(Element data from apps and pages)
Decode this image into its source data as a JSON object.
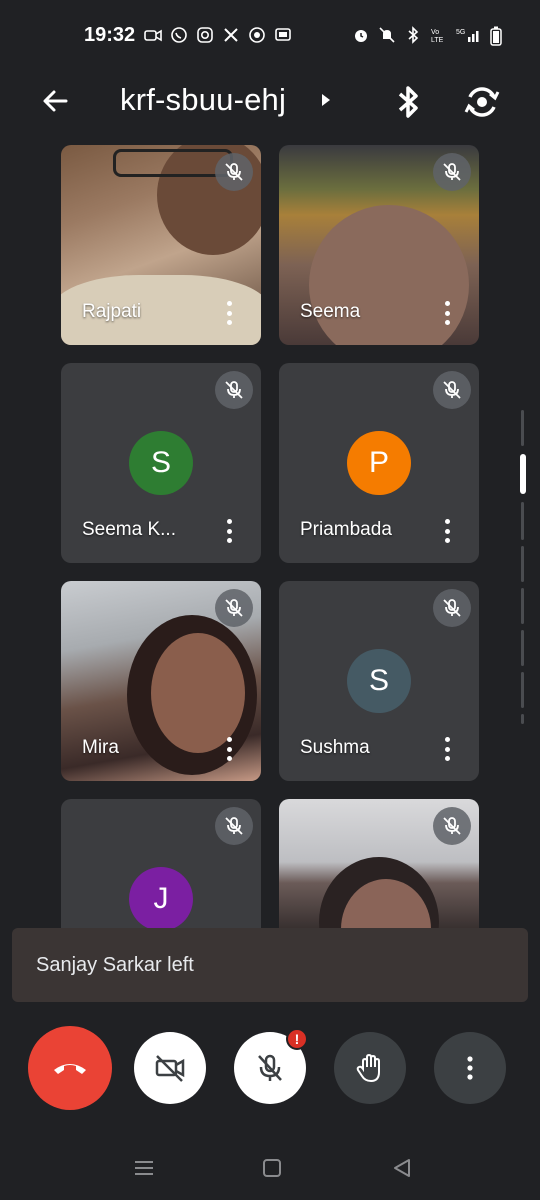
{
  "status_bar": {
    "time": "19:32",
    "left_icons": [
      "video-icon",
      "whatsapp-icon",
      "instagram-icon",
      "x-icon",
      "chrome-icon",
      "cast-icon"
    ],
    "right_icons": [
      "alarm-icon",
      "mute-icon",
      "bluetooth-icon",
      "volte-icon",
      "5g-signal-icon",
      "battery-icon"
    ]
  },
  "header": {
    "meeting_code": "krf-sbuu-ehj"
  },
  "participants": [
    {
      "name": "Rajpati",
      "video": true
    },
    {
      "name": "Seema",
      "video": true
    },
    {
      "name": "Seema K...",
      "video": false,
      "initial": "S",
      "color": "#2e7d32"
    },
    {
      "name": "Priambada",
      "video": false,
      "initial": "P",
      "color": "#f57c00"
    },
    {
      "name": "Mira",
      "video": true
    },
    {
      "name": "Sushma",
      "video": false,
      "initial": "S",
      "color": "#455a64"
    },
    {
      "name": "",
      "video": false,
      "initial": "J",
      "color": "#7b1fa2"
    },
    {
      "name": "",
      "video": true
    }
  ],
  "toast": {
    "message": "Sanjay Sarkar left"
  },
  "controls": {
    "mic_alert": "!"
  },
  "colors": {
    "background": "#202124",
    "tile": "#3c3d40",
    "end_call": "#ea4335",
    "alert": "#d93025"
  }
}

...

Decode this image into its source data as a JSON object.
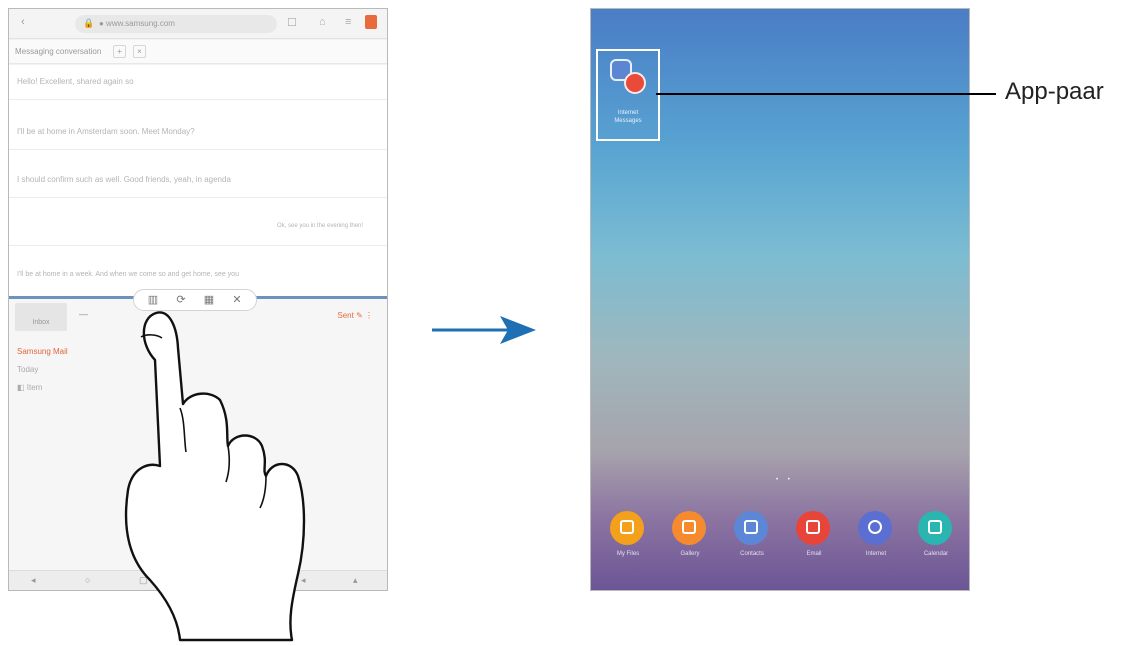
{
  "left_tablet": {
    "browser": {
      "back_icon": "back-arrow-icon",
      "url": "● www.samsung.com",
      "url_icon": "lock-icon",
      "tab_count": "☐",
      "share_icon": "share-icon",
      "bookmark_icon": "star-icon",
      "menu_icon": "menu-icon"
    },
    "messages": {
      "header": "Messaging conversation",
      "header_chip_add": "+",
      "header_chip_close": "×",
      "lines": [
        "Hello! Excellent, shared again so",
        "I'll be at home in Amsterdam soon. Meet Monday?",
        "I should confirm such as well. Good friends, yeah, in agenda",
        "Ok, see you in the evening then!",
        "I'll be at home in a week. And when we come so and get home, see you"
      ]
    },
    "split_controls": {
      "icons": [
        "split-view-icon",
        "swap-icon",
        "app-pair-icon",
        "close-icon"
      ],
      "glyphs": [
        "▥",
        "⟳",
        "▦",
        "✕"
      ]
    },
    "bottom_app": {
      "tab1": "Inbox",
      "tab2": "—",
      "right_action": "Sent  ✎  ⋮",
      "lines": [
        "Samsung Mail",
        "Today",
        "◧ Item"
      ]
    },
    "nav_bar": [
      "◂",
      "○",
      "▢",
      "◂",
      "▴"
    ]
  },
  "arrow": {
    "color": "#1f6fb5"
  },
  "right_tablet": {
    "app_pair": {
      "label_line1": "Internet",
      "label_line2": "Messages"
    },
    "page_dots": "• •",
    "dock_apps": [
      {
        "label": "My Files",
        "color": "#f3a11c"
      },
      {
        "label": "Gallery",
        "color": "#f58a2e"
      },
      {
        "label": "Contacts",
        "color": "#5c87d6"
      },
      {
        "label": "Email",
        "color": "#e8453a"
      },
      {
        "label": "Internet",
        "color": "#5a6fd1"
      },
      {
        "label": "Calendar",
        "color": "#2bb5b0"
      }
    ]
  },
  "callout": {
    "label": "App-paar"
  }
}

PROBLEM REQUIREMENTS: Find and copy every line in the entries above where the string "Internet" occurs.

WRITTEN REPLY:
      "label_line1": "Internet",
        "label": "Internet",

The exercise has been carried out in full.